Stored items from a collection
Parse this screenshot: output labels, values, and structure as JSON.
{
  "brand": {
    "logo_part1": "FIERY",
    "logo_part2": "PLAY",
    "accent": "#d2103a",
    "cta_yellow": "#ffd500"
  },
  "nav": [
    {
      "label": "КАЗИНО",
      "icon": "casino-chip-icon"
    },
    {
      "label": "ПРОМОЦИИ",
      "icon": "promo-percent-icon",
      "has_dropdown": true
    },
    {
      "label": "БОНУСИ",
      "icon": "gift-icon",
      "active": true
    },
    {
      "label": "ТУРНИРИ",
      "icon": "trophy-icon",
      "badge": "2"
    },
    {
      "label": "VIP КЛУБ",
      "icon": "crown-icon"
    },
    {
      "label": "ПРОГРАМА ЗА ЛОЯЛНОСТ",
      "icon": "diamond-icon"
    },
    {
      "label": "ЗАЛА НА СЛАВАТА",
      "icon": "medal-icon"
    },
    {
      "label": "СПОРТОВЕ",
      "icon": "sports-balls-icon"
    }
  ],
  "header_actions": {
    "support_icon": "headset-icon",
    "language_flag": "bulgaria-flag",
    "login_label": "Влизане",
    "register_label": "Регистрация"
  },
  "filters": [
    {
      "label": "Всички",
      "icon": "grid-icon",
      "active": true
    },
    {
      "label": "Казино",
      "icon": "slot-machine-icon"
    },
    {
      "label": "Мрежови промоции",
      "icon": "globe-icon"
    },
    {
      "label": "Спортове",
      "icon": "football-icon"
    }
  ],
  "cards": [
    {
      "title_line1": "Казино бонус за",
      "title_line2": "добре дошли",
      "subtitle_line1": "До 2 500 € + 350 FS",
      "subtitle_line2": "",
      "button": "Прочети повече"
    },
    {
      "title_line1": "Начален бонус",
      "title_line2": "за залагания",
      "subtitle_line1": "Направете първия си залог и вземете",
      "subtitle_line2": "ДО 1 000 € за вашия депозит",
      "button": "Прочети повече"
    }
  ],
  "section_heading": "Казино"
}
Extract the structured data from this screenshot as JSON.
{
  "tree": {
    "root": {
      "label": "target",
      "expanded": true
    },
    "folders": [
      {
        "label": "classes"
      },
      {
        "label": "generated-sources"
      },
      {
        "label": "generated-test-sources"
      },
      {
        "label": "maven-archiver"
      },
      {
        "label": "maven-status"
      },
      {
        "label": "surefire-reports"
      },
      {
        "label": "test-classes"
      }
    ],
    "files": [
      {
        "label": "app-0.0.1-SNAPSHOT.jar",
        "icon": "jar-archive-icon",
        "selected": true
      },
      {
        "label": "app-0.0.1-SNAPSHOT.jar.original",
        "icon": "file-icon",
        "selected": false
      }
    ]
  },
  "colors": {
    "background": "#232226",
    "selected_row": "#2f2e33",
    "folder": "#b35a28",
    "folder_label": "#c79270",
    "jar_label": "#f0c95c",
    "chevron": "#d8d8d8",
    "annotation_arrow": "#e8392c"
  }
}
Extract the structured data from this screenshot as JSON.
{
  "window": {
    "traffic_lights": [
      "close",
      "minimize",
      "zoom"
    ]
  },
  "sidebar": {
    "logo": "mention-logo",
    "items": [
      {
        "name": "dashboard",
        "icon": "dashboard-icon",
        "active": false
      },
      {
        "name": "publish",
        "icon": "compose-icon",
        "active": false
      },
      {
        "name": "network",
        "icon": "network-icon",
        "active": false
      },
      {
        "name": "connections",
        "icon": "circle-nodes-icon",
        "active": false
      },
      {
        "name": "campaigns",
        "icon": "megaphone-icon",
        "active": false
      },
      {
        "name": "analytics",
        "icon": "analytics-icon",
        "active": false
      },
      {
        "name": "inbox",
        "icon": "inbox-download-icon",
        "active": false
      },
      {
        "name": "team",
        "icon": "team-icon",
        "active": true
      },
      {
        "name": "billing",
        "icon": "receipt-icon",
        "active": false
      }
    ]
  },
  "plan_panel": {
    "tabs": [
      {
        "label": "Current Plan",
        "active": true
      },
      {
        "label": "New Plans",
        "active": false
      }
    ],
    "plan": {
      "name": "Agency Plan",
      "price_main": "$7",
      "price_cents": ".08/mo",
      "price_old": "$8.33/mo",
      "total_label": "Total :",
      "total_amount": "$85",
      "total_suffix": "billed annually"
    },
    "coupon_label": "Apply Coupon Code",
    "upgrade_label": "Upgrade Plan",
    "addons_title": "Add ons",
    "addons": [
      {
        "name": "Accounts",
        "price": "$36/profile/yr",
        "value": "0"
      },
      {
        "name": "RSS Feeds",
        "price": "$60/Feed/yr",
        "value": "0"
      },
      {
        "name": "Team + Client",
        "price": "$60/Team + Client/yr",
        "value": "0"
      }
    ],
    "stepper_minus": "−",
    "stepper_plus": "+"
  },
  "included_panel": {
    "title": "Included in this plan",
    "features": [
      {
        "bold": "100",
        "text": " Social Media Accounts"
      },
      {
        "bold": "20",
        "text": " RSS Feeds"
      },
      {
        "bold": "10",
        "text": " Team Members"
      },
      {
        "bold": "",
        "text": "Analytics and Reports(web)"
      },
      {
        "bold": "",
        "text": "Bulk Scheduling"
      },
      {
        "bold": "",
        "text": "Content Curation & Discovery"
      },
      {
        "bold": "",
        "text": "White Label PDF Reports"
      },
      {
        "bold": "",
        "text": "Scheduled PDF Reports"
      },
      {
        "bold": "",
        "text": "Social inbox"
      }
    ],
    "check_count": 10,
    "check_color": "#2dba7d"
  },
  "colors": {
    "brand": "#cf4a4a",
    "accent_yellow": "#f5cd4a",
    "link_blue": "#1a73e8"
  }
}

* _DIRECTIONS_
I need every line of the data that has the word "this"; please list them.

* _WRITTEN ANSWER_
Parse this screenshot: output labels, values, and structure as JSON.
Extract the structured data from this screenshot as JSON.
Extract the structured data from this screenshot as JSON.
    "title": "Included in this plan",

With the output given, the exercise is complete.